[Extracted records]
•••••

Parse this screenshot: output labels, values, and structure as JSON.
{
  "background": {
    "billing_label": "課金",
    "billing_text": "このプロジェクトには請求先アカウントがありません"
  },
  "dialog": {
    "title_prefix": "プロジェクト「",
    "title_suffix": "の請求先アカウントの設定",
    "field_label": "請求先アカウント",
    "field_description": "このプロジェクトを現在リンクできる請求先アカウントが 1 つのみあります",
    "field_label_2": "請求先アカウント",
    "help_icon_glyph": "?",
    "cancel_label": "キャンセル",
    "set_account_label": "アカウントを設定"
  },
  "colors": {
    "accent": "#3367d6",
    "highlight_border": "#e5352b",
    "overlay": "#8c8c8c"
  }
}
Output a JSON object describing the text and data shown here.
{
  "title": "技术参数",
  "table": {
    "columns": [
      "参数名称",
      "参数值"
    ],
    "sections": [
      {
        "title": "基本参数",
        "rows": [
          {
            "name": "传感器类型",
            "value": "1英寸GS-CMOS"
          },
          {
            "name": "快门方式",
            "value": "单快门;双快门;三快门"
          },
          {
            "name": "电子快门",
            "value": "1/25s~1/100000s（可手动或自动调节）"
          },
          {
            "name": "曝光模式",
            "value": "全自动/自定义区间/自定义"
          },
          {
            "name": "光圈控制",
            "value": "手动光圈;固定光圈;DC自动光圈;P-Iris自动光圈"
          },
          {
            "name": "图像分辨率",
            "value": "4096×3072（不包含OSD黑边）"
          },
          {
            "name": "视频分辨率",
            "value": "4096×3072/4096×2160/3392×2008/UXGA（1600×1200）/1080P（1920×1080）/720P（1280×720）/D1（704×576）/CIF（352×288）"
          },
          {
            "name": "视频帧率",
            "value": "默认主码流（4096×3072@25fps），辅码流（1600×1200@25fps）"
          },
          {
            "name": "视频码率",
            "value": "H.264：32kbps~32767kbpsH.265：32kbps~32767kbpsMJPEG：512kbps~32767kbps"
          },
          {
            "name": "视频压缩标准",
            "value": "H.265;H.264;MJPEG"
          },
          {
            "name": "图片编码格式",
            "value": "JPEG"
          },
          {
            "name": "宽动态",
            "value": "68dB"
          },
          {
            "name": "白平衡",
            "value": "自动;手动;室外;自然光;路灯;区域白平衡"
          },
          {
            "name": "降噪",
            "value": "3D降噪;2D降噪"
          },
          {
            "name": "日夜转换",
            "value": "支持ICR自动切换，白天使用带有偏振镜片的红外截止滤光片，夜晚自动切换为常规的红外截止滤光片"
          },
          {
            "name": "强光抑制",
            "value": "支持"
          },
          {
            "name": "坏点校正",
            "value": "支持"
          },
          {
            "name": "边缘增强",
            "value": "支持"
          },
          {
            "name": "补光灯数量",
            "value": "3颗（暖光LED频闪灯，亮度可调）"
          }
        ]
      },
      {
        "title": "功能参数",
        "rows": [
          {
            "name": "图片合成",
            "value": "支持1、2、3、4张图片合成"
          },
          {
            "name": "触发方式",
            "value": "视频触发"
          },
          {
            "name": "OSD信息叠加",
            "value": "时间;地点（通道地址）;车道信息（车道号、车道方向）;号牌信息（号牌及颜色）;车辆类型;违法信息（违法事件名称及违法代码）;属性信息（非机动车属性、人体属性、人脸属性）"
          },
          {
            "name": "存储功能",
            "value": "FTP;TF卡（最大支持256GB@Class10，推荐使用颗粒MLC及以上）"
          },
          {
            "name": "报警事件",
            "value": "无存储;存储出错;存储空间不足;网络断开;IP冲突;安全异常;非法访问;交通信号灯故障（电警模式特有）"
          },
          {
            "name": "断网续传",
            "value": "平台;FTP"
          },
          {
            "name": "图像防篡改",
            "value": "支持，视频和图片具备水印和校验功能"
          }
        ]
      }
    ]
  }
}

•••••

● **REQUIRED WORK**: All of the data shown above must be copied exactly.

● **RESULT FOR THIS TASK**:
Parse this screenshot: output labels, values, and structure as JSON.
{
  "background": {
    "billing_label": "課金",
    "billing_text": "このプロジェクトには請求先アカウントがありません"
  },
  "dialog": {
    "title_prefix": "プロジェクト「",
    "title_suffix": "の請求先アカウントの設定",
    "field_label": "請求先アカウント",
    "field_description": "このプロジェクトを現在リンクできる請求先アカウントが 1 つのみあります",
    "field_label_2": "請求先アカウント",
    "help_icon_glyph": "?",
    "cancel_label": "キャンセル",
    "set_account_label": "アカウントを設定"
  },
  "colors": {
    "accent": "#3367d6",
    "highlight_border": "#e5352b",
    "overlay": "#8c8c8c"
  }
}
Output a JSON object describing the text and data shown here.
{
  "title": "技术参数",
  "table": {
    "columns": [
      "参数名称",
      "参数值"
    ],
    "sections": [
      {
        "title": "基本参数",
        "rows": [
          {
            "name": "传感器类型",
            "value": "1英寸GS-CMOS"
          },
          {
            "name": "快门方式",
            "value": "单快门;双快门;三快门"
          },
          {
            "name": "电子快门",
            "value": "1/25s~1/100000s（可手动或自动调节）"
          },
          {
            "name": "曝光模式",
            "value": "全自动/自定义区间/自定义"
          },
          {
            "name": "光圈控制",
            "value": "手动光圈;固定光圈;DC自动光圈;P-Iris自动光圈"
          },
          {
            "name": "图像分辨率",
            "value": "4096×3072（不包含OSD黑边）"
          },
          {
            "name": "视频分辨率",
            "value": "4096×3072/4096×2160/3392×2008/UXGA（1600×1200）/1080P（1920×1080）/720P（1280×720）/D1（704×576）/CIF（352×288）"
          },
          {
            "name": "视频帧率",
            "value": "默认主码流（4096×3072@25fps），辅码流（1600×1200@25fps）"
          },
          {
            "name": "视频码率",
            "value": "H.264：32kbps~32767kbpsH.265：32kbps~32767kbpsMJPEG：512kbps~32767kbps"
          },
          {
            "name": "视频压缩标准",
            "value": "H.265;H.264;MJPEG"
          },
          {
            "name": "图片编码格式",
            "value": "JPEG"
          },
          {
            "name": "宽动态",
            "value": "68dB"
          },
          {
            "name": "白平衡",
            "value": "自动;手动;室外;自然光;路灯;区域白平衡"
          },
          {
            "name": "降噪",
            "value": "3D降噪;2D降噪"
          },
          {
            "name": "日夜转换",
            "value": "支持ICR自动切换，白天使用带有偏振镜片的红外截止滤光片，夜晚自动切换为常规的红外截止滤光片"
          },
          {
            "name": "强光抑制",
            "value": "支持"
          },
          {
            "name": "坏点校正",
            "value": "支持"
          },
          {
            "name": "边缘增强",
            "value": "支持"
          },
          {
            "name": "补光灯数量",
            "value": "3颗（暖光LED频闪灯，亮度可调）"
          }
        ]
      },
      {
        "title": "功能参数",
        "rows": [
          {
            "name": "图片合成",
            "value": "支持1、2、3、4张图片合成"
          },
          {
            "name": "触发方式",
            "value": "视频触发"
          },
          {
            "name": "OSD信息叠加",
            "value": "时间;地点（通道地址）;车道信息（车道号、车道方向）;号牌信息（号牌及颜色）;车辆类型;违法信息（违法事件名称及违法代码）;属性信息（非机动车属性、人体属性、人脸属性）"
          },
          {
            "name": "存储功能",
            "value": "FTP;TF卡（最大支持256GB@Class10，推荐使用颗粒MLC及以上）"
          },
          {
            "name": "报警事件",
            "value": "无存储;存储出错;存储空间不足;网络断开;IP冲突;安全异常;非法访问;交通信号灯故障（电警模式特有）"
          },
          {
            "name": "断网续传",
            "value": "平台;FTP"
          },
          {
            "name": "图像防篡改",
            "value": "支持，视频和图片具备水印和校验功能"
          }
        ]
      }
    ]
  }
}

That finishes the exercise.